Here is what I liked about President Obama’s UN speech on development last week, what I liked less, and what to watch for next. I conclude with an epilogue on this week’s historic gathering of secretaries Clinton, Gates, and Geithner, USAID Administrator Shah, and Chief Executive Officer of the Millennium Challenge Corporation, Daniel Yohannes for the U.S.
CGD Policy Blogs
Bipartisanship made a reappearance in a most unlikely place last Wednesday – at the podium of the United Nations. In his address to the United National Millennium Development Goals Summit, President Obama unveiled his “new” approach to development, emphasizing a focus on results, investing in countries committed to their own development through sound governance and democracy, tapping the forces of the economic growth through entrepreneurship and trade, and the need for mutual accountability between developed and developing countries. In doing so, he followed precisely in the footsteps of

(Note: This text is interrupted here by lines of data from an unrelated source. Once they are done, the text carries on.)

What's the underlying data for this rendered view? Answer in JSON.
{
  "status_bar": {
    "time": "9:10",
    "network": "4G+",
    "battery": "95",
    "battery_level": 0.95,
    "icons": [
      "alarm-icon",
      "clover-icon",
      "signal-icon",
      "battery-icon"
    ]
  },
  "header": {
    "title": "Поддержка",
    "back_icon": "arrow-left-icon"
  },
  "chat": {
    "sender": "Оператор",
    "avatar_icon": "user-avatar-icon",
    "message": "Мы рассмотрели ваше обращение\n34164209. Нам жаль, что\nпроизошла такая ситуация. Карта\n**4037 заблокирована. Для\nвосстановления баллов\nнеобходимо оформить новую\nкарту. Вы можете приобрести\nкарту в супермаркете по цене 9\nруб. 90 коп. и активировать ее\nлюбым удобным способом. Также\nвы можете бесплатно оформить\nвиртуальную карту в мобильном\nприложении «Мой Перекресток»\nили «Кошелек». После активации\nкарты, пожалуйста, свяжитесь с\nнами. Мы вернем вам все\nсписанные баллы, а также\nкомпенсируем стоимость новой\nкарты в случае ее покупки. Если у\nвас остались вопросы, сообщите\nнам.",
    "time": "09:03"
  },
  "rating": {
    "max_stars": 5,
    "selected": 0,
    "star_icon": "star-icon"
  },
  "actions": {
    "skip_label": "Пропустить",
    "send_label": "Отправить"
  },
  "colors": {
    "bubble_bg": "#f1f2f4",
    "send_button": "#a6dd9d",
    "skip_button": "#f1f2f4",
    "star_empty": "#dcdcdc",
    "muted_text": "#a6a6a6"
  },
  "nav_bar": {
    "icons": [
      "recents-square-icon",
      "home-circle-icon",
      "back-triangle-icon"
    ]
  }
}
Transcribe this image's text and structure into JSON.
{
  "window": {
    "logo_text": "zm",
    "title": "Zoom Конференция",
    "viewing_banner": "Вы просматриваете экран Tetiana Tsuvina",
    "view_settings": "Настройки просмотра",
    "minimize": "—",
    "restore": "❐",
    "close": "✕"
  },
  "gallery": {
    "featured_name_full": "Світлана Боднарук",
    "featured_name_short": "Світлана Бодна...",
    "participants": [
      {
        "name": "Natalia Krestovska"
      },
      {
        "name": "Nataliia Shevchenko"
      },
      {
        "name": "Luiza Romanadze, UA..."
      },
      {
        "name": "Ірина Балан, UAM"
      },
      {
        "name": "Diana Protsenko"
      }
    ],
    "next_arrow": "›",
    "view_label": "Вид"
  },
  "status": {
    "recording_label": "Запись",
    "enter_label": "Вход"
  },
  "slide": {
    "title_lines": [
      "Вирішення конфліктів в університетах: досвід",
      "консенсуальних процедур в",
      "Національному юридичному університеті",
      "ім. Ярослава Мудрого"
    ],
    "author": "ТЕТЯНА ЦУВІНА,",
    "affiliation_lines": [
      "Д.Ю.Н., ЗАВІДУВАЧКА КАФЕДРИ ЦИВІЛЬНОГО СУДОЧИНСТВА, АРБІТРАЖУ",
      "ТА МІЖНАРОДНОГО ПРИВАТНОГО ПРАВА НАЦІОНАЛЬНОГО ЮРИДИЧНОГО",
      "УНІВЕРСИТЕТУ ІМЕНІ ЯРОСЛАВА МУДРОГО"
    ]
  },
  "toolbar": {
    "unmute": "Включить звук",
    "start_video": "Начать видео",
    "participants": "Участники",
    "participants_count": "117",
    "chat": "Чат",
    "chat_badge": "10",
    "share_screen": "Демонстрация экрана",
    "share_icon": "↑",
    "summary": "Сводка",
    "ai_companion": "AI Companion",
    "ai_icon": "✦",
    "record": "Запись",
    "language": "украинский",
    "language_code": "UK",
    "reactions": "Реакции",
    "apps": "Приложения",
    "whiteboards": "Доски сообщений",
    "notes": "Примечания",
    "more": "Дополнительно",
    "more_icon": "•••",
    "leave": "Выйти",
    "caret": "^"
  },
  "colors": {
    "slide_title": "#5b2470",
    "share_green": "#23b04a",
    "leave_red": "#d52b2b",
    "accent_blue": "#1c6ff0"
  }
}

Did you catch the microcredit debate at the Clinton Global Initiative conference last Tuesday? OK, I wasn't invited to the ex-president's annual gathering either. But, rather amazingly, I watched the debate live on my Droid while being a soccer dad. You can watch the whole thing at the bottom of this post. It was a good show. It put on one stage the two leading (disagreeing) voices in the hottest controversy in microfinance.
President Obama and Secretary Clinton have been quite vocal in pledging to rebuild USAID into “the world’s premier development agency.” The newly issued development policy does not make it clear just how that will happen, or if it will happen at all.
In general terms, any government agency is strong only to the extent that it has at least these three conditions:
After months of study, work, negotiation and anticipation, the Obama administration has announced its development policy. What’s new here and what are the chances of implementation? To find out, I chatted with Connie Veillette, who has recently joined the Center for Global Development as director of our Rethinking U.S. Foreign Assistance program.
Something I've been fuzzy on is what interest rate the Grameen Bank charges. Seems like the sort of thing an aspiring microfinance expert should know.
Fortunately, the Grameen Bank is the world's best-documented microcreditor. One can, for example, quickly learn from the Bank's website that the rate is 16 percent.
Among the many things that make CGD a great place to work is a steady flow of people in and out who are both kind and smart. We don’t usually use the CGD policy blogs to say farewell to those who are moving on, but in this case I’m declaring an exception.
Yesterday at the United Nations MDG Summit, President Obama announced the U.S. policy on global development.